*Exercise description*: Below are the entries; return every line among them that holds the word "Variable".

*Excerpted data*:
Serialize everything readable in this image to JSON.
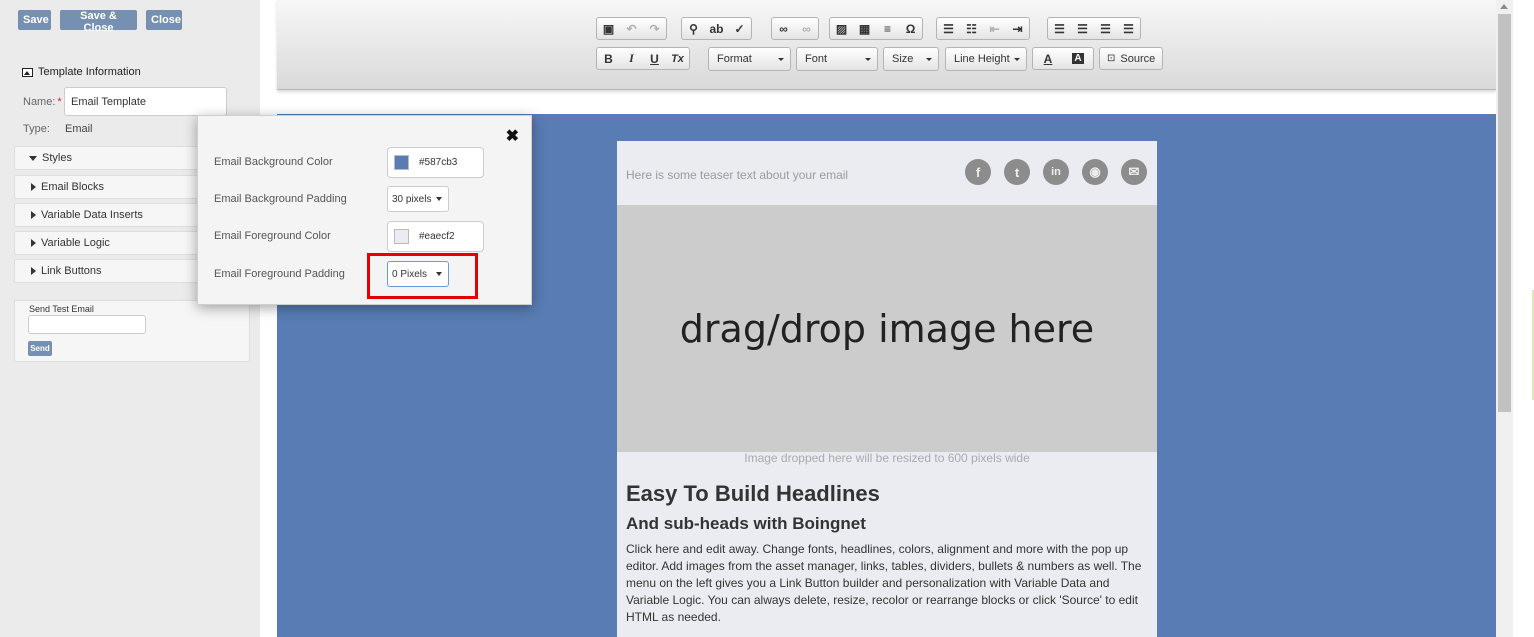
{
  "sidebar": {
    "buttons": {
      "save": "Save",
      "save_close": "Save & Close",
      "close": "Close"
    },
    "template_info": {
      "title": "Template Information",
      "name_label": "Name:",
      "required_mark": "*",
      "name_value": "Email Template",
      "type_label": "Type:",
      "type_value": "Email"
    },
    "accordion": [
      "Styles",
      "Email Blocks",
      "Variable Data Inserts",
      "Variable Logic",
      "Link Buttons"
    ],
    "test_email": {
      "label": "Send Test Email",
      "value": "",
      "send": "Send"
    }
  },
  "toolbar": {
    "format": "Format",
    "font": "Font",
    "size": "Size",
    "line_height": "Line Height",
    "text_color": "A",
    "bg_color": "A",
    "source": "Source",
    "icons": [
      "paste-from-word-icon",
      "undo-icon",
      "redo-icon",
      "find-icon",
      "replace-icon",
      "spellcheck-icon",
      "link-icon",
      "unlink-icon",
      "image-icon",
      "table-icon",
      "horizontal-line-icon",
      "special-char-icon",
      "numbered-list-icon",
      "bullet-list-icon",
      "outdent-icon",
      "indent-icon",
      "align-left-icon",
      "align-center-icon",
      "align-right-icon",
      "justify-icon",
      "bold-icon",
      "italic-icon",
      "underline-icon",
      "remove-format-icon"
    ],
    "glyphs": {
      "bold": "B",
      "italic": "I",
      "underline": "U",
      "remove_format": "Tx",
      "omega": "Ω"
    }
  },
  "popup": {
    "close": "✖",
    "rows": [
      {
        "label": "Email Background Color",
        "value": "#587cb3",
        "swatch": "#587cb3"
      },
      {
        "label": "Email Background Padding",
        "value": "30 pixels"
      },
      {
        "label": "Email Foreground Color",
        "value": "#eaecf2",
        "swatch": "#eaecf2"
      },
      {
        "label": "Email Foreground Padding",
        "value": "0 Pixels"
      }
    ]
  },
  "email": {
    "teaser": "Here is some teaser text about your email",
    "social": [
      {
        "name": "facebook-icon",
        "glyph": "f"
      },
      {
        "name": "tumblr-icon",
        "glyph": "t"
      },
      {
        "name": "linkedin-icon",
        "glyph": "in"
      },
      {
        "name": "rss-icon",
        "glyph": "◉"
      },
      {
        "name": "email-icon",
        "glyph": "✉"
      }
    ],
    "image_placeholder": "drag/drop image here",
    "image_caption": "Image dropped here will be resized to 600 pixels wide",
    "headline": "Easy To Build Headlines",
    "subhead": "And sub-heads with Boingnet",
    "body": "Click here and edit away. Change fonts, headlines, colors, alignment and more with the pop up editor. Add images from the asset manager, links, tables, dividers, bullets & numbers as well. The menu on the left gives you a Link Button builder and personalization with Variable Data and Variable Logic. You can always delete, resize, recolor or rearrange blocks or click 'Source' to edit HTML as needed."
  },
  "colors": {
    "accent_button": "#7590b0",
    "canvas_bg": "#587cb3",
    "card_bg": "#eaecf2",
    "highlight": "#e60000"
  }
}
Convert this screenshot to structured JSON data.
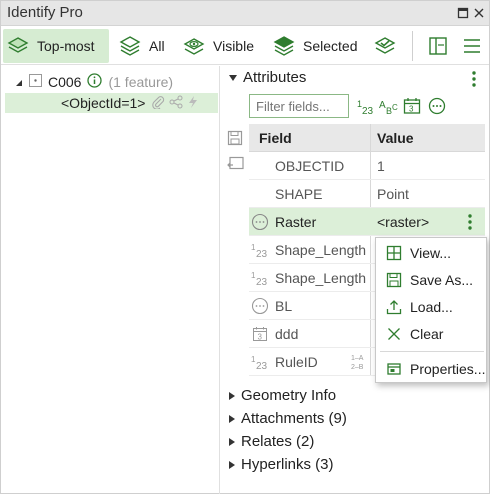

*Solution to this exercise*:
      "Variable Data Inserts",
      "Variable Logic",
    "body": "Click here and edit away. Change fonts, headlines, colors, alignment and more with the pop up editor. Add images from the asset manager, links, tables, dividers, bullets & numbers as well. The menu on the left gives you a Link Button builder and personalization with Variable Data and Variable Logic. You can always delete, resize, recolor or rearrange blocks or click 'Source' to edit HTML as needed."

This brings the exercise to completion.